An Oct. 21, 2013 New Yorker article has prompted me to think of how happenstance, chance events, split-second decisions made in extreme circumstances decades and centuries ago, serendipity, and unintended consequences come together to create the present moment.
The article is entitled: “Books – Head Count – Fertilizer, fertility, and the clashes over population growth.”
The opening paragraph reads:

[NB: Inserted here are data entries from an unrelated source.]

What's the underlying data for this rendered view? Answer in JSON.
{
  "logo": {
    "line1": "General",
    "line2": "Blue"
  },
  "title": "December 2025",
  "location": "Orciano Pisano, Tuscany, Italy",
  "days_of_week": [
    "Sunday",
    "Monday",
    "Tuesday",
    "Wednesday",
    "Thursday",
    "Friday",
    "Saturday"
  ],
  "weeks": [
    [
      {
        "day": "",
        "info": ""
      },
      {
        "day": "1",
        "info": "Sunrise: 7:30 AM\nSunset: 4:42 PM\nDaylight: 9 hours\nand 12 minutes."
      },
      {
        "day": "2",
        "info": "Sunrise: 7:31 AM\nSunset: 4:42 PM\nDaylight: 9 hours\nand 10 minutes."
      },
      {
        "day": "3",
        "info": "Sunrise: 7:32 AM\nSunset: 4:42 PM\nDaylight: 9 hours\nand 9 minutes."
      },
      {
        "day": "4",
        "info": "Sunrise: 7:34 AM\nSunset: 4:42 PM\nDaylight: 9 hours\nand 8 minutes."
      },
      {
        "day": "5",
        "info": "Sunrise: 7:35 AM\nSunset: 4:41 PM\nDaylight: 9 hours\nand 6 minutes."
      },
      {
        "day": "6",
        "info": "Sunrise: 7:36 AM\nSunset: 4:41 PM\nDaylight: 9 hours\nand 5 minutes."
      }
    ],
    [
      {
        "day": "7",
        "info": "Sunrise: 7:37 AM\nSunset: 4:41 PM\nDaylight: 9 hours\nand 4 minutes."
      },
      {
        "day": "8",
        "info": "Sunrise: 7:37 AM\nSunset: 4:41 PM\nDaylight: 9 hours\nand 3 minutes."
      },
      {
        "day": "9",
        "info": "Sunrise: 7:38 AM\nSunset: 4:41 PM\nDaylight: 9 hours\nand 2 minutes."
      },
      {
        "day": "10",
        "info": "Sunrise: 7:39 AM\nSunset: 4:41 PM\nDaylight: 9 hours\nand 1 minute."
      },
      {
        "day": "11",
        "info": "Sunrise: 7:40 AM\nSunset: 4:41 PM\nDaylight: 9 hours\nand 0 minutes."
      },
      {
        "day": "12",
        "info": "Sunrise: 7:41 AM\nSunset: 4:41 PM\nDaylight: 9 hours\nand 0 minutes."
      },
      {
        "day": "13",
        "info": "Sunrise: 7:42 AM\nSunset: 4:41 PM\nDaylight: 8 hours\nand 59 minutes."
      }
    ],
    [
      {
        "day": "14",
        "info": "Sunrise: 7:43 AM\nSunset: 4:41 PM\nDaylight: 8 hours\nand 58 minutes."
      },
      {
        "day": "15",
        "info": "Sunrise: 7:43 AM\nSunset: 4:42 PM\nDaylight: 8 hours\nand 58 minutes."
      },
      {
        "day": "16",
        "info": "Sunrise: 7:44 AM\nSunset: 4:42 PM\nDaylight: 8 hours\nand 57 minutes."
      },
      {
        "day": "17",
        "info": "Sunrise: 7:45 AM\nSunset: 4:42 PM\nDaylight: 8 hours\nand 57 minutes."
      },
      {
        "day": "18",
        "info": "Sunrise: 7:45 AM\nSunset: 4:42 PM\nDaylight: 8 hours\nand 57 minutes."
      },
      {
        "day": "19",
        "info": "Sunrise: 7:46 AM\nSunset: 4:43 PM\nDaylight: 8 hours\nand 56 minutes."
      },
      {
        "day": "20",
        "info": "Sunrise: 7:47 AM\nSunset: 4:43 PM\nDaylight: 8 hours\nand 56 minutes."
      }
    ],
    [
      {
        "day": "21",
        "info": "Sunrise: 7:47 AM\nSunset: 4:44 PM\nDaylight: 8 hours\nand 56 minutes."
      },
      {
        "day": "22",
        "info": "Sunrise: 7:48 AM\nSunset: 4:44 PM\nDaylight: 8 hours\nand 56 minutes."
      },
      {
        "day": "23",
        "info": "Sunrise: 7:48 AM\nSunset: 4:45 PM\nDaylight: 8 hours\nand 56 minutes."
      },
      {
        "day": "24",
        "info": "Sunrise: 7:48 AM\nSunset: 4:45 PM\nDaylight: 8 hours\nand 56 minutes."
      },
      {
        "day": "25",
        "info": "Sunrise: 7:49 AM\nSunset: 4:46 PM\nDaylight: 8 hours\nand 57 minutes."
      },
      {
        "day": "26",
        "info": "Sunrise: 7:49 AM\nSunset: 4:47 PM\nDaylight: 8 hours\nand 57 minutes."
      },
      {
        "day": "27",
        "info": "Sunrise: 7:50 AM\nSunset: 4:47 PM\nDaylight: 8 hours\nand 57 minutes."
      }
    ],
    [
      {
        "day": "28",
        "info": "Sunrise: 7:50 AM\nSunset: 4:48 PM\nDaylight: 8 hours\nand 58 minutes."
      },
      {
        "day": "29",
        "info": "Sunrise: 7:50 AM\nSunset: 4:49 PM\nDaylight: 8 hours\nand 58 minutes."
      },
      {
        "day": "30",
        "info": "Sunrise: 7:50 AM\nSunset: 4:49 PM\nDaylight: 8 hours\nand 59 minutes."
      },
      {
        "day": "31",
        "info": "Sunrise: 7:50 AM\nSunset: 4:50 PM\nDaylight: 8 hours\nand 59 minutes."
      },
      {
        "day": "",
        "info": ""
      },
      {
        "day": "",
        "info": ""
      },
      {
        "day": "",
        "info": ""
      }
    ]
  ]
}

- On May 12, 1907, toward the end of the annual meeting of the German Bunsen Society, which was held that year in Hamburg, a distinguished chemist named Walther Nernst insulted a not so distinguished junior colleague named Fritz Haber. The topic of the put-down—the synthesis of ammonia at very high temperatures—was, even by Bunsen Society standards, abstruse, but the gibe was strongly worded, so everyone at the meeting understood Nernst’s intent. Haber, who suffered from a variety of nervous ailments, was mortified. When he returned home to Karlsruhe, his skin broke out in hives. Before Nernst’s attack, he hadn’t been all that interested in synthesizing ammonia. The insult had the unintended consequence of stiffening his resolve. Haber threw himself full time into proving that ammonia could indeed be cooked up in the laboratory, using hydrogen and ordinary nitrogen gas. The result of this effort, which eventually became known as the Haber-Bosch process, had unintended consequences of its own, some of which proved to be world-altering.
[End of excerpt]